**Problem description:** Leave out the pictures, and retype the remaining data exactly.

**Raw data:**
-------
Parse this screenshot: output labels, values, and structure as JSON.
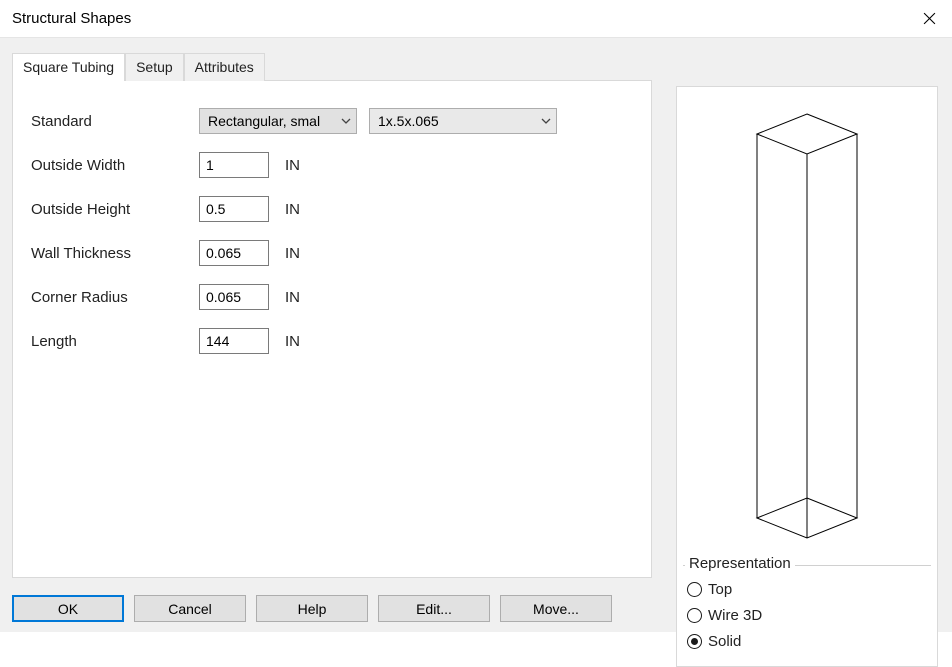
{
  "dialog": {
    "title": "Structural Shapes"
  },
  "tabs": [
    {
      "label": "Square Tubing",
      "active": true
    },
    {
      "label": "Setup",
      "active": false
    },
    {
      "label": "Attributes",
      "active": false
    }
  ],
  "form": {
    "standard_label": "Standard",
    "standard_select1": "Rectangular, smal",
    "standard_select2": "1x.5x.065",
    "unit": "IN",
    "fields": [
      {
        "label": "Outside Width",
        "value": "1"
      },
      {
        "label": "Outside Height",
        "value": "0.5"
      },
      {
        "label": "Wall Thickness",
        "value": "0.065"
      },
      {
        "label": "Corner Radius",
        "value": "0.065"
      },
      {
        "label": "Length",
        "value": "144"
      }
    ]
  },
  "buttons": {
    "ok": "OK",
    "cancel": "Cancel",
    "help": "Help",
    "edit": "Edit...",
    "move": "Move..."
  },
  "representation": {
    "legend": "Representation",
    "options": [
      {
        "label": "Top",
        "selected": false
      },
      {
        "label": "Wire 3D",
        "selected": false
      },
      {
        "label": "Solid",
        "selected": true
      }
    ]
  }
}
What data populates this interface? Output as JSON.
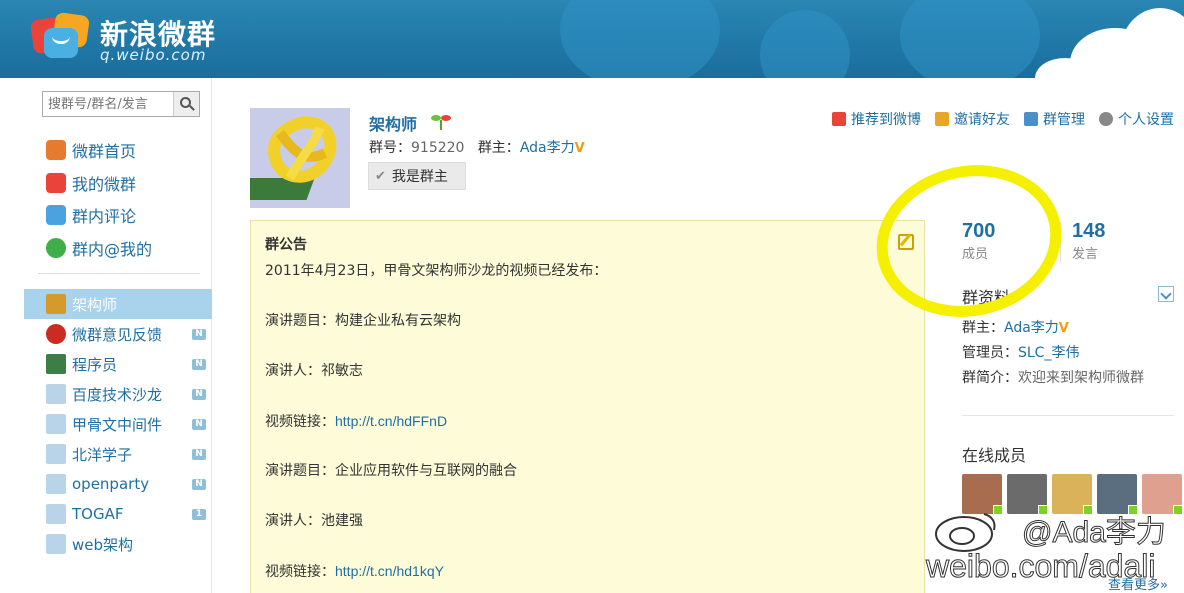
{
  "brand": {
    "name_cn": "新浪微群",
    "domain": "q.weibo.com"
  },
  "search": {
    "placeholder": "搜群号/群名/发言"
  },
  "nav": [
    {
      "label": "微群首页",
      "icon": "home-icon",
      "color": "#e57b2f"
    },
    {
      "label": "我的微群",
      "icon": "my-groups-icon",
      "color": "#e9433a"
    },
    {
      "label": "群内评论",
      "icon": "comment-icon",
      "color": "#4aa3df"
    },
    {
      "label": "群内@我的",
      "icon": "at-icon",
      "color": "#3fae49"
    }
  ],
  "groups": [
    {
      "label": "架构师",
      "active": true,
      "badge": "",
      "color": "#d49a2c"
    },
    {
      "label": "微群意见反馈",
      "active": false,
      "badge": "N",
      "color": "#cc2b22"
    },
    {
      "label": "程序员",
      "active": false,
      "badge": "N",
      "color": "#3d7d46"
    },
    {
      "label": "百度技术沙龙",
      "active": false,
      "badge": "N",
      "color": "#b9d4e8"
    },
    {
      "label": "甲骨文中间件",
      "active": false,
      "badge": "N",
      "color": "#b9d4e8"
    },
    {
      "label": "北洋学子",
      "active": false,
      "badge": "N",
      "color": "#b9d4e8"
    },
    {
      "label": "openparty",
      "active": false,
      "badge": "N",
      "color": "#b9d4e8"
    },
    {
      "label": "TOGAF",
      "active": false,
      "badge": "1",
      "color": "#b9d4e8"
    },
    {
      "label": "web架构",
      "active": false,
      "badge": "",
      "color": "#b9d4e8"
    }
  ],
  "group": {
    "name": "架构师",
    "id_label": "群号：",
    "id": "915220",
    "owner_label": "群主：",
    "owner": "Ada李力",
    "verified_mark": "V",
    "owner_button": "我是群主"
  },
  "actions": [
    {
      "label": "推荐到微博",
      "icon": "share-weibo-icon",
      "color": "#e9433a"
    },
    {
      "label": "邀请好友",
      "icon": "invite-friend-icon",
      "color": "#e8a629"
    },
    {
      "label": "群管理",
      "icon": "wrench-icon",
      "color": "#4a8fc9"
    },
    {
      "label": "个人设置",
      "icon": "gear-icon",
      "color": "#888888"
    }
  ],
  "notice": {
    "title": "群公告",
    "lines": [
      {
        "text": "2011年4月23日，甲骨文架构师沙龙的视频已经发布：",
        "link": ""
      },
      {
        "text": "",
        "link": ""
      },
      {
        "text": "演讲题目：构建企业私有云架构",
        "link": ""
      },
      {
        "text": "",
        "link": ""
      },
      {
        "text": "演讲人：祁敏志",
        "link": ""
      },
      {
        "text": "",
        "link": ""
      },
      {
        "text": "视频链接：",
        "link": "http://t.cn/hdFFnD"
      },
      {
        "text": "",
        "link": ""
      },
      {
        "text": "演讲题目：企业应用软件与互联网的融合",
        "link": ""
      },
      {
        "text": "",
        "link": ""
      },
      {
        "text": "演讲人：池建强",
        "link": ""
      },
      {
        "text": "",
        "link": ""
      },
      {
        "text": "视频链接：",
        "link": "http://t.cn/hd1kqY"
      }
    ]
  },
  "stats": {
    "members": "700",
    "members_label": "成员",
    "posts": "148",
    "posts_label": "发言"
  },
  "profile": {
    "title": "群资料",
    "owner_label": "群主：",
    "owner": "Ada李力",
    "admin_label": "管理员：",
    "admin": "SLC_李伟",
    "intro_label": "群简介：",
    "intro": "欢迎来到架构师微群"
  },
  "online": {
    "title": "在线成员",
    "members": [
      "#a86d4f",
      "#6b6b6b",
      "#d9b25a",
      "#5a6e80",
      "#e0a090"
    ]
  },
  "more_label": "查看更多»",
  "watermark": {
    "handle": "@Ada李力",
    "url": "weibo.com/adali"
  },
  "colors": {
    "link": "#1f6fa3",
    "highlight": "#f5f000",
    "header": "#1a6d9c"
  }
}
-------
**Result:**
Parse this screenshot: output labels, values, and structure as JSON.
{
  "dialog": {
    "title": "Structural Shapes"
  },
  "tabs": [
    {
      "label": "Square Tubing",
      "active": true
    },
    {
      "label": "Setup",
      "active": false
    },
    {
      "label": "Attributes",
      "active": false
    }
  ],
  "form": {
    "standard_label": "Standard",
    "standard_select1": "Rectangular, smal",
    "standard_select2": "1x.5x.065",
    "unit": "IN",
    "fields": [
      {
        "label": "Outside Width",
        "value": "1"
      },
      {
        "label": "Outside Height",
        "value": "0.5"
      },
      {
        "label": "Wall Thickness",
        "value": "0.065"
      },
      {
        "label": "Corner Radius",
        "value": "0.065"
      },
      {
        "label": "Length",
        "value": "144"
      }
    ]
  },
  "buttons": {
    "ok": "OK",
    "cancel": "Cancel",
    "help": "Help",
    "edit": "Edit...",
    "move": "Move..."
  },
  "representation": {
    "legend": "Representation",
    "options": [
      {
        "label": "Top",
        "selected": false
      },
      {
        "label": "Wire 3D",
        "selected": false
      },
      {
        "label": "Solid",
        "selected": true
      }
    ]
  }
}
What data populates this interface? Output as JSON.
{
  "brand": {
    "name_cn": "新浪微群",
    "domain": "q.weibo.com"
  },
  "search": {
    "placeholder": "搜群号/群名/发言"
  },
  "nav": [
    {
      "label": "微群首页",
      "icon": "home-icon",
      "color": "#e57b2f"
    },
    {
      "label": "我的微群",
      "icon": "my-groups-icon",
      "color": "#e9433a"
    },
    {
      "label": "群内评论",
      "icon": "comment-icon",
      "color": "#4aa3df"
    },
    {
      "label": "群内@我的",
      "icon": "at-icon",
      "color": "#3fae49"
    }
  ],
  "groups": [
    {
      "label": "架构师",
      "active": true,
      "badge": "",
      "color": "#d49a2c"
    },
    {
      "label": "微群意见反馈",
      "active": false,
      "badge": "N",
      "color": "#cc2b22"
    },
    {
      "label": "程序员",
      "active": false,
      "badge": "N",
      "color": "#3d7d46"
    },
    {
      "label": "百度技术沙龙",
      "active": false,
      "badge": "N",
      "color": "#b9d4e8"
    },
    {
      "label": "甲骨文中间件",
      "active": false,
      "badge": "N",
      "color": "#b9d4e8"
    },
    {
      "label": "北洋学子",
      "active": false,
      "badge": "N",
      "color": "#b9d4e8"
    },
    {
      "label": "openparty",
      "active": false,
      "badge": "N",
      "color": "#b9d4e8"
    },
    {
      "label": "TOGAF",
      "active": false,
      "badge": "1",
      "color": "#b9d4e8"
    },
    {
      "label": "web架构",
      "active": false,
      "badge": "",
      "color": "#b9d4e8"
    }
  ],
  "group": {
    "name": "架构师",
    "id_label": "群号：",
    "id": "915220",
    "owner_label": "群主：",
    "owner": "Ada李力",
    "verified_mark": "V",
    "owner_button": "我是群主"
  },
  "actions": [
    {
      "label": "推荐到微博",
      "icon": "share-weibo-icon",
      "color": "#e9433a"
    },
    {
      "label": "邀请好友",
      "icon": "invite-friend-icon",
      "color": "#e8a629"
    },
    {
      "label": "群管理",
      "icon": "wrench-icon",
      "color": "#4a8fc9"
    },
    {
      "label": "个人设置",
      "icon": "gear-icon",
      "color": "#888888"
    }
  ],
  "notice": {
    "title": "群公告",
    "lines": [
      {
        "text": "2011年4月23日，甲骨文架构师沙龙的视频已经发布：",
        "link": ""
      },
      {
        "text": "",
        "link": ""
      },
      {
        "text": "演讲题目：构建企业私有云架构",
        "link": ""
      },
      {
        "text": "",
        "link": ""
      },
      {
        "text": "演讲人：祁敏志",
        "link": ""
      },
      {
        "text": "",
        "link": ""
      },
      {
        "text": "视频链接：",
        "link": "http://t.cn/hdFFnD"
      },
      {
        "text": "",
        "link": ""
      },
      {
        "text": "演讲题目：企业应用软件与互联网的融合",
        "link": ""
      },
      {
        "text": "",
        "link": ""
      },
      {
        "text": "演讲人：池建强",
        "link": ""
      },
      {
        "text": "",
        "link": ""
      },
      {
        "text": "视频链接：",
        "link": "http://t.cn/hd1kqY"
      }
    ]
  },
  "stats": {
    "members": "700",
    "members_label": "成员",
    "posts": "148",
    "posts_label": "发言"
  },
  "profile": {
    "title": "群资料",
    "owner_label": "群主：",
    "owner": "Ada李力",
    "admin_label": "管理员：",
    "admin": "SLC_李伟",
    "intro_label": "群简介：",
    "intro": "欢迎来到架构师微群"
  },
  "online": {
    "title": "在线成员",
    "members": [
      "#a86d4f",
      "#6b6b6b",
      "#d9b25a",
      "#5a6e80",
      "#e0a090"
    ]
  },
  "more_label": "查看更多»",
  "watermark": {
    "handle": "@Ada李力",
    "url": "weibo.com/adali"
  },
  "colors": {
    "link": "#1f6fa3",
    "highlight": "#f5f000",
    "header": "#1a6d9c"
  }
}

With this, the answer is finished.